“I look forward to learning more about how both sites are operating, building, and providing maintenance with current products,” Colverson said. “I’m here to work with all organizations to find those sustainable and biobased products or services that could potentially help increase efficiency, optimize performance, reduce environmental impacts, and cut costs.”
CNS hosted a Manufacturing Practices Lean Summit to grow continuous improvement through a community of sharing and practice. The summit, held at Y 12, included attendees from each site within the Nuclear Security Enterprise as well as the United Kingdom’s Atomic Weapons Establishment.
“A significant part of our operation is continuous improvement, and we learn from others in the complex,” said Pantex Site Manager Todd Ailes. “The summit has given us an opportunity to share lean strategies to help us continue forward. Our work is about people, core missions, and techniques for continuous improvement.”
Reed Mullins, senior director of Production Operations at Y 12, said, “We’re coming together as a complex to break out of our silos, to learn from our mistakes, and to look at what did and did not work well. Our goal is to better support our people daily.”
Pantex is holding a targeted external hiring event on Saturday, July 28 from 9 a.m. to 2 p.m. at the JCDC. Applicants are encouraged to pre-register by applying for requisition 18-0000 on pantex.energy.gov/careers. Submit a resume and identify specialty for the following groups ONLY:
- Cyber security
- Information technology (system architects, service transition)
- Engineering (electrical, mechanical, industrial, engineering techs)
- Planning and control (planners, schedulers, estimators)
- Manufacturing (production managers)
- Supply chain (buyers, contract specialist)
- Skilled crafts: electrician, electronic, instrument, pipefitter, HVAC/refrigeration, fire service, electrical safety
- Security (system administrators, material control, technical security, IT security)
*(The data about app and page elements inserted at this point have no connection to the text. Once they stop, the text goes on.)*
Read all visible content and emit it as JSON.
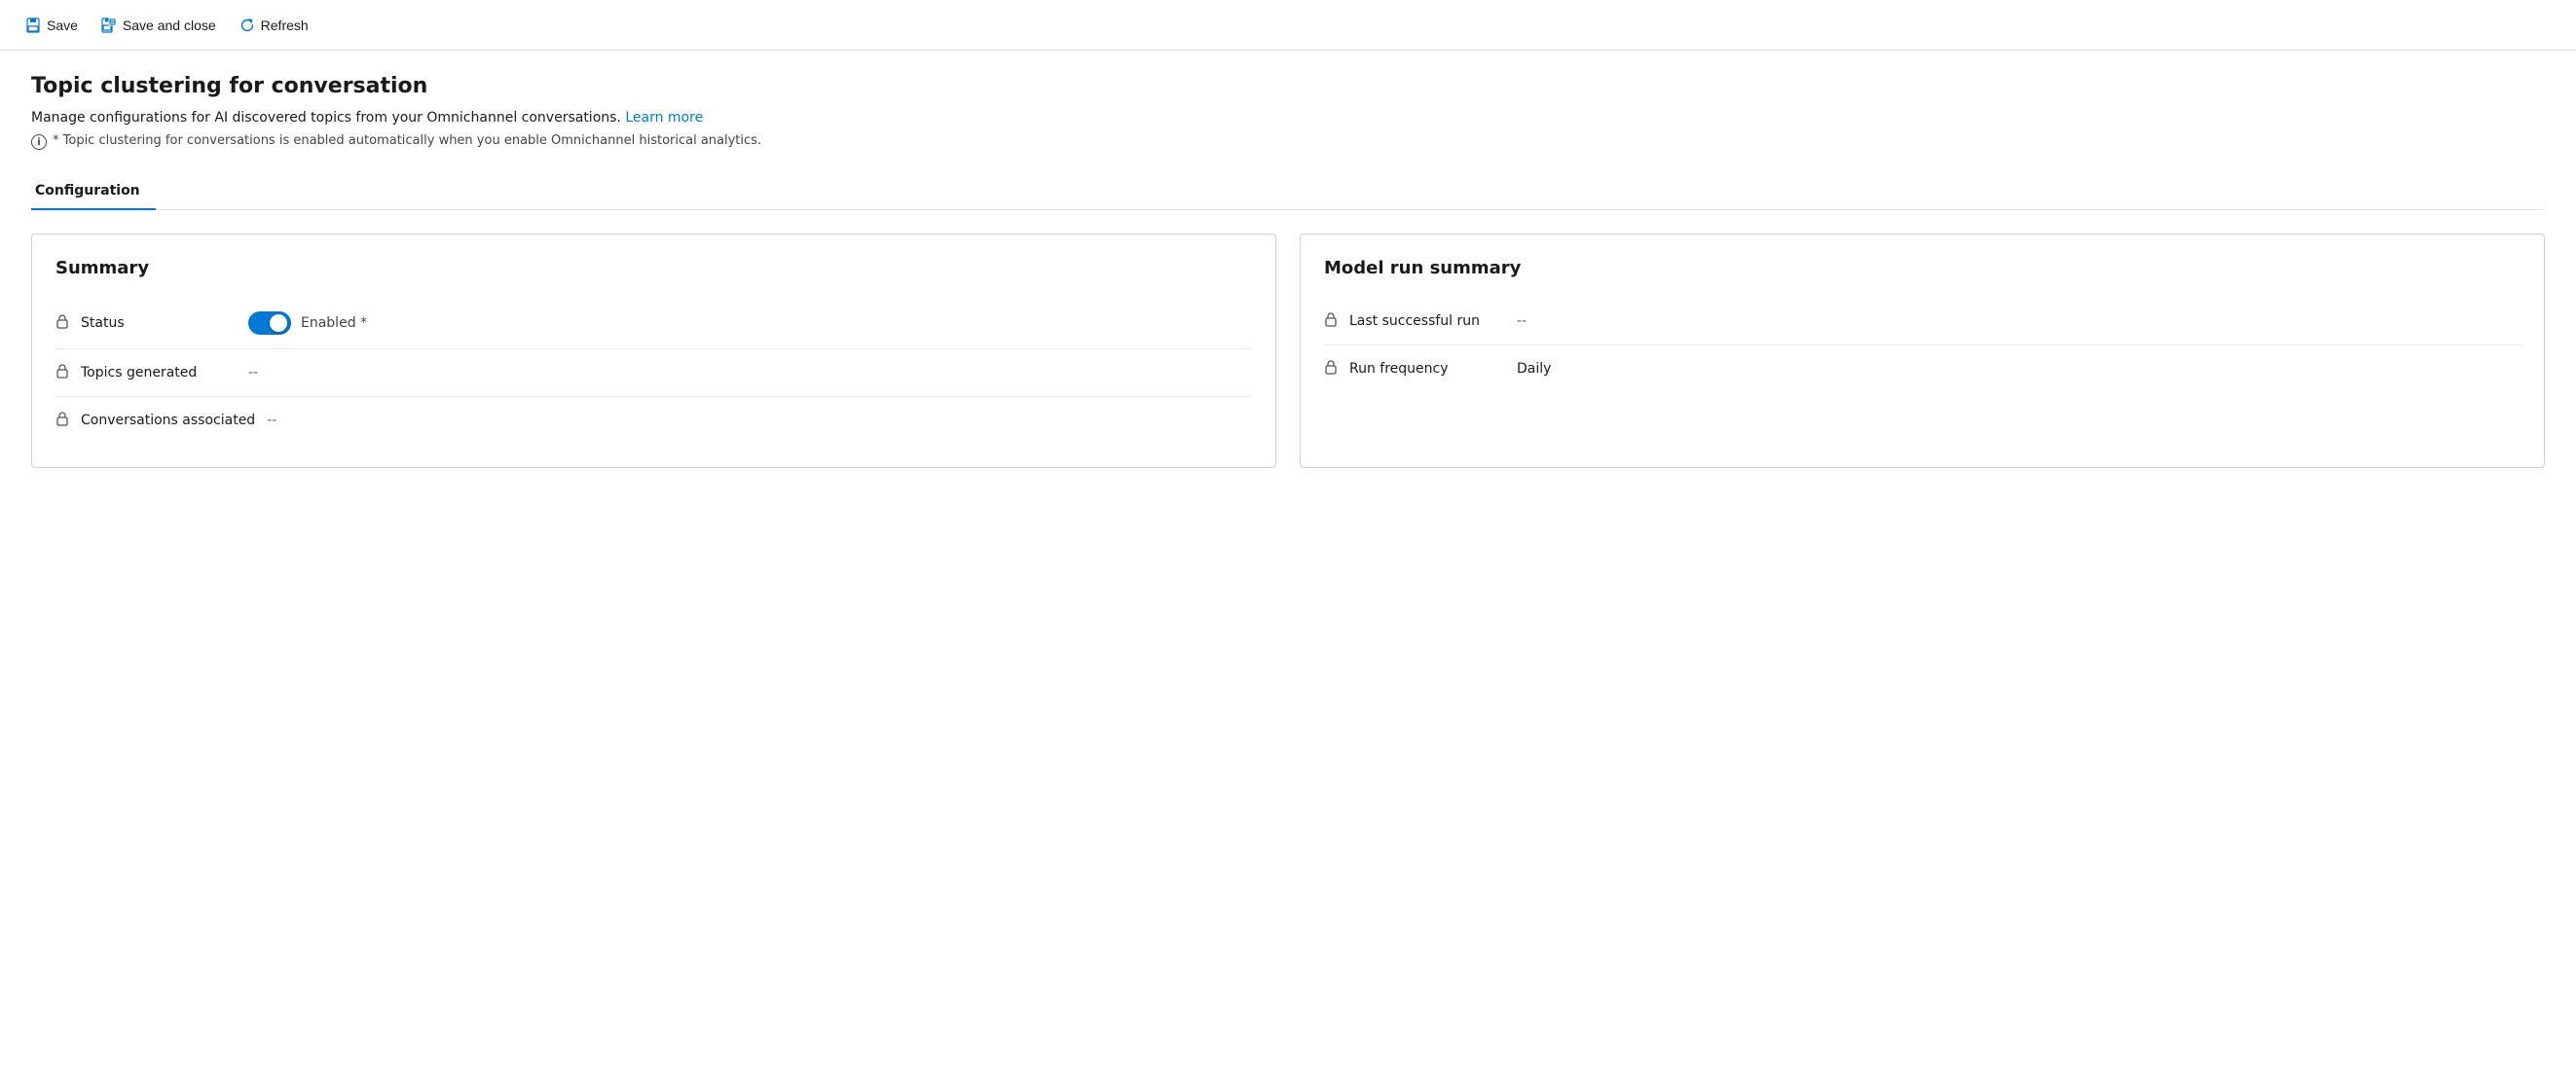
{
  "toolbar": {
    "save_label": "Save",
    "save_close_label": "Save and close",
    "refresh_label": "Refresh"
  },
  "page": {
    "title": "Topic clustering for conversation",
    "description": "Manage configurations for AI discovered topics from your Omnichannel conversations.",
    "learn_more_label": "Learn more",
    "info_note": "* Topic clustering for conversations is enabled automatically when you enable Omnichannel historical analytics."
  },
  "tabs": [
    {
      "label": "Configuration",
      "active": true
    }
  ],
  "summary_card": {
    "title": "Summary",
    "fields": [
      {
        "label": "Status",
        "type": "toggle",
        "toggle_state": "enabled",
        "toggle_label": "Enabled *"
      },
      {
        "label": "Topics generated",
        "value": "--"
      },
      {
        "label": "Conversations associated",
        "value": "--"
      }
    ]
  },
  "model_run_card": {
    "title": "Model run summary",
    "fields": [
      {
        "label": "Last successful run",
        "value": "--"
      },
      {
        "label": "Run frequency",
        "value": "Daily"
      }
    ]
  }
}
This event is NOT for production technicians, janitors, security police officers, clerks, yard workers, or material handlers. Children not permitted.
For the last 25 years, a group of Pantexans have met during lunch to improve their communication and leadership skills. The Pantex Lunch Bunch Toastmasters Club recently celebrated the club’s silver anniversary with a special meeting.
“The Lunch Bunch is one of 15 clubs in the Amarillo area and one of 16,400 clubs around the world, “ said Pantexan Natalie Waters, Toastmasters immediate past District 23 director. “In the past decade, members of club number 9440 have received approximately 111 Toastmasters awards and the club has been designated as Distinguished in eight of the past 10 years.”
Waters, whose term ends June 30, recognized visiting Toastmasters dignitaries and shared the organization’s background and values for visitors and potential members during the event.
Dennis Williams, a Pantex laboratory technician and founding club member, shared how membership has impacted his career, and guest speaker Alonzo Everhart, a Pantex senior operations advisor, shared his tips for communicating in stressful situations. NPO Facility Representative Jessie Phifer acknowledged how far she’s come since her first speech full of fidgeting and filler words.
“I may not have been the ‘um’ queen, but I was the queen of other things such as ‘like’ and ‘you know’,” admitted Phifer.
Keynote speaker Deputy Site Manager Corey Strickland stressed the importance of building a solid communication pipeline and how active listening has helped in his nearly 25-year career at Pantex.
“Effective communication is the cornerstone of being a good leader,” said Strickland.
The 25th anniversary celebration also included door prizes, a club president “changing of the guard”, and a reception for members and guests.
The Pantex Lunch Bunch Toastmasters Club meets Thursdays in the JCDC S1.C102 conference room from 11:30 a.m. to 12:30 p.m. Guests are always welcome.